- _Records to process_:
○ ○ ○

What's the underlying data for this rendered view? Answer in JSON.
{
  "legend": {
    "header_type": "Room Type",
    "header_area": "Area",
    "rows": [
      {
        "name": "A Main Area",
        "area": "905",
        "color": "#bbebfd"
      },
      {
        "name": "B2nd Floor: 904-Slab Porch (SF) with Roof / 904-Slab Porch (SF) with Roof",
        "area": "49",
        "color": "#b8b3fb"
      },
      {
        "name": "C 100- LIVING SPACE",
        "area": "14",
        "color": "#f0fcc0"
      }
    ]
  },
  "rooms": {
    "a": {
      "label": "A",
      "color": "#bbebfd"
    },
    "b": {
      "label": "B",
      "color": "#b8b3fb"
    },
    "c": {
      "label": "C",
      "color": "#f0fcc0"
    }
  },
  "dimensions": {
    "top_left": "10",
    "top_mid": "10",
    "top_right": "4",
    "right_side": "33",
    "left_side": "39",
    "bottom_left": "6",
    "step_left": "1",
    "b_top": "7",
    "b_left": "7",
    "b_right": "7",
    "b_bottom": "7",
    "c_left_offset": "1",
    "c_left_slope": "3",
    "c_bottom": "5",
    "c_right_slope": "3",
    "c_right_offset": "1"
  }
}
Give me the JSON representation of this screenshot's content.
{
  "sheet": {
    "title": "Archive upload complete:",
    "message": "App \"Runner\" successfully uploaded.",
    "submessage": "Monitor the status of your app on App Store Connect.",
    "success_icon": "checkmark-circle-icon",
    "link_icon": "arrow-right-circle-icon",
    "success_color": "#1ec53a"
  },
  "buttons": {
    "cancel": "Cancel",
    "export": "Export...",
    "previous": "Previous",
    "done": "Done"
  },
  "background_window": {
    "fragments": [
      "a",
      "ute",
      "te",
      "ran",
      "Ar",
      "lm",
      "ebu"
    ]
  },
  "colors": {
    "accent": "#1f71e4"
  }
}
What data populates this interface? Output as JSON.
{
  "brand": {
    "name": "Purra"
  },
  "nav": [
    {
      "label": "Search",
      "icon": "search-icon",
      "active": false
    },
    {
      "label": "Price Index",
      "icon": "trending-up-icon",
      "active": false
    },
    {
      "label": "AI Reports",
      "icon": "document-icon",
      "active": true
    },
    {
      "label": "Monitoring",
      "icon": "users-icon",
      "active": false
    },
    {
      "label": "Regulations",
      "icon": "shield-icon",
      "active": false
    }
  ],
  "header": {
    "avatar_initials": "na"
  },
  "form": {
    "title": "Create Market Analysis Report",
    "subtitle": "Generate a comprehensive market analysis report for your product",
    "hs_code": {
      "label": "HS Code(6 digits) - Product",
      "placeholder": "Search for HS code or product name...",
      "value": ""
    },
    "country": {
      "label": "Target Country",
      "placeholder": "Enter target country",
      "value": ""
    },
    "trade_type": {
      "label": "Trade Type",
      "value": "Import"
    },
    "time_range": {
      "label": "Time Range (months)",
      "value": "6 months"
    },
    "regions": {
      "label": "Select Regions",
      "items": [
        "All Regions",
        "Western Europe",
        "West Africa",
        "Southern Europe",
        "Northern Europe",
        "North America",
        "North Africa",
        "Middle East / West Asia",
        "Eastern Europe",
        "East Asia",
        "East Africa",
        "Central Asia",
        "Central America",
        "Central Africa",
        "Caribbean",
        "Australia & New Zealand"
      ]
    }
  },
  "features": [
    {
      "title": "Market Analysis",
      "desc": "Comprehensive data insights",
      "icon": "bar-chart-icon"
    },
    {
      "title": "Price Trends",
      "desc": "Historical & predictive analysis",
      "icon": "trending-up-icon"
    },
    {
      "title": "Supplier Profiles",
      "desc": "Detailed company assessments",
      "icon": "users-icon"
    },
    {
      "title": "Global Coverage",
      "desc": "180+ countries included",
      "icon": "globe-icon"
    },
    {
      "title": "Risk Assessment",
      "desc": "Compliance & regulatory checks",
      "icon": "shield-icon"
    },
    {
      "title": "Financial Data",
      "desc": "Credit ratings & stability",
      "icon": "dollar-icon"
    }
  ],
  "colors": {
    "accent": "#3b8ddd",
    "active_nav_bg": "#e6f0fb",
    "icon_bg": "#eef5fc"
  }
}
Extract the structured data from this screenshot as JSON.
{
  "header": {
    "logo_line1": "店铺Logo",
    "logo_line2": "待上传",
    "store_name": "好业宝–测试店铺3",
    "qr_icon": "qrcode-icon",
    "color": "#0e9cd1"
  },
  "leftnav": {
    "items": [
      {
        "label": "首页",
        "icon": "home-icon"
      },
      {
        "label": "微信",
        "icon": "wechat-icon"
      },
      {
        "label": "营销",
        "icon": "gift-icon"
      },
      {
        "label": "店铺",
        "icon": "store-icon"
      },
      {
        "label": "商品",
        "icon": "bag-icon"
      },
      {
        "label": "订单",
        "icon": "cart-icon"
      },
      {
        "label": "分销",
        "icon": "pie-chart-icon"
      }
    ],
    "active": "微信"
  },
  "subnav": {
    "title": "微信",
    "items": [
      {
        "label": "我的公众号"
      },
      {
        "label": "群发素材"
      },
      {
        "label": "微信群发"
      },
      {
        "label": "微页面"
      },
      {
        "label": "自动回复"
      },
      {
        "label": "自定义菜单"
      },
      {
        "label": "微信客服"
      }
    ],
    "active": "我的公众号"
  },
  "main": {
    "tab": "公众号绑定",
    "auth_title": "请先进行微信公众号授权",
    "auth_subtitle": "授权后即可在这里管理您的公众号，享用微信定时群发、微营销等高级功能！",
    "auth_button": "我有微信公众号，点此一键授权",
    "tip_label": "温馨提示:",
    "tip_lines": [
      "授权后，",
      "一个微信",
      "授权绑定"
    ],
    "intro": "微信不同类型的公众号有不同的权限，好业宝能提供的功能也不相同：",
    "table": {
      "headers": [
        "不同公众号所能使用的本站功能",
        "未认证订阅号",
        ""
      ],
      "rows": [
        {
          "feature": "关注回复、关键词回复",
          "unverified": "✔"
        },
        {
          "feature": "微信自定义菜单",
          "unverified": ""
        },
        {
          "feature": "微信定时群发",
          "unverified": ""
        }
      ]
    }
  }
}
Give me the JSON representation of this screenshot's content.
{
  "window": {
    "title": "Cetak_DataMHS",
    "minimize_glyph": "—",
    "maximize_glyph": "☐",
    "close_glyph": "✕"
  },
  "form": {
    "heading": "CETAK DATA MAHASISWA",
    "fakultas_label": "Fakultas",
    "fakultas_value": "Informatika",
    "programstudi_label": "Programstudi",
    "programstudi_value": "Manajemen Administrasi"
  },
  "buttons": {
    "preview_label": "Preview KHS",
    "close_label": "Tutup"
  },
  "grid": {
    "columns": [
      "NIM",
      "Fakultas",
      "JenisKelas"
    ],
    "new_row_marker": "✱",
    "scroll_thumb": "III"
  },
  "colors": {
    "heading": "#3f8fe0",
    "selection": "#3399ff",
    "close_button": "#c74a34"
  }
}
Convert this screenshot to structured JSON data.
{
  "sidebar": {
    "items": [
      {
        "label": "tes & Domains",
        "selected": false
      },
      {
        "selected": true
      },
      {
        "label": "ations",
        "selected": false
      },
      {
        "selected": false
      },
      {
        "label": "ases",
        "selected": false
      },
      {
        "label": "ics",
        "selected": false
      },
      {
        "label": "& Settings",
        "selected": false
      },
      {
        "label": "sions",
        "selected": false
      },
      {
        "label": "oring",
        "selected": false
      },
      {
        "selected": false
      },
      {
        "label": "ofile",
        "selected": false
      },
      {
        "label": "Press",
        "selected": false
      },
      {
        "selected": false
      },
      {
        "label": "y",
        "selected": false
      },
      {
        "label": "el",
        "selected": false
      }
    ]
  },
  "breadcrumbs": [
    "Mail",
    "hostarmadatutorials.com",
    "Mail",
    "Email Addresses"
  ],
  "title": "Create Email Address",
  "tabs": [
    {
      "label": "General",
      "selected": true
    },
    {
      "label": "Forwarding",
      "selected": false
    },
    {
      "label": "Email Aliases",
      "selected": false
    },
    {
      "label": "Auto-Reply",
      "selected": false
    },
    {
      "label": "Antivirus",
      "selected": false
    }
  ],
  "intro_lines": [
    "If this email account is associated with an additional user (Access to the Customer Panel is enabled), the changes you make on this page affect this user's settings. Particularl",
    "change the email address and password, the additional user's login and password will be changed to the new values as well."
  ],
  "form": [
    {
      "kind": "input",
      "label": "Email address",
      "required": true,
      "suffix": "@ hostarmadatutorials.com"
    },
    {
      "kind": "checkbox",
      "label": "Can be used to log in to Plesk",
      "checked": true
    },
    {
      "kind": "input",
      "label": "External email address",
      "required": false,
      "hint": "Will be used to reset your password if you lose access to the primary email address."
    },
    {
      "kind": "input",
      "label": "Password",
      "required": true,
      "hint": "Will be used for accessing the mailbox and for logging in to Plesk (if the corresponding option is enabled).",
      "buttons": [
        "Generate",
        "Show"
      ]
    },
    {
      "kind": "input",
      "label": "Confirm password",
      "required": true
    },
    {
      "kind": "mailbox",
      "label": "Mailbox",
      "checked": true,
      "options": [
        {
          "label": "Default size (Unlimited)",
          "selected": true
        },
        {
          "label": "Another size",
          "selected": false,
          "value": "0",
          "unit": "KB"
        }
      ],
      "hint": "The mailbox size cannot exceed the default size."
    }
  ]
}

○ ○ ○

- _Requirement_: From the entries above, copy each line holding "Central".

- _Solution to this problem_:
        "Central Asia",
        "Central America",
        "Central Africa",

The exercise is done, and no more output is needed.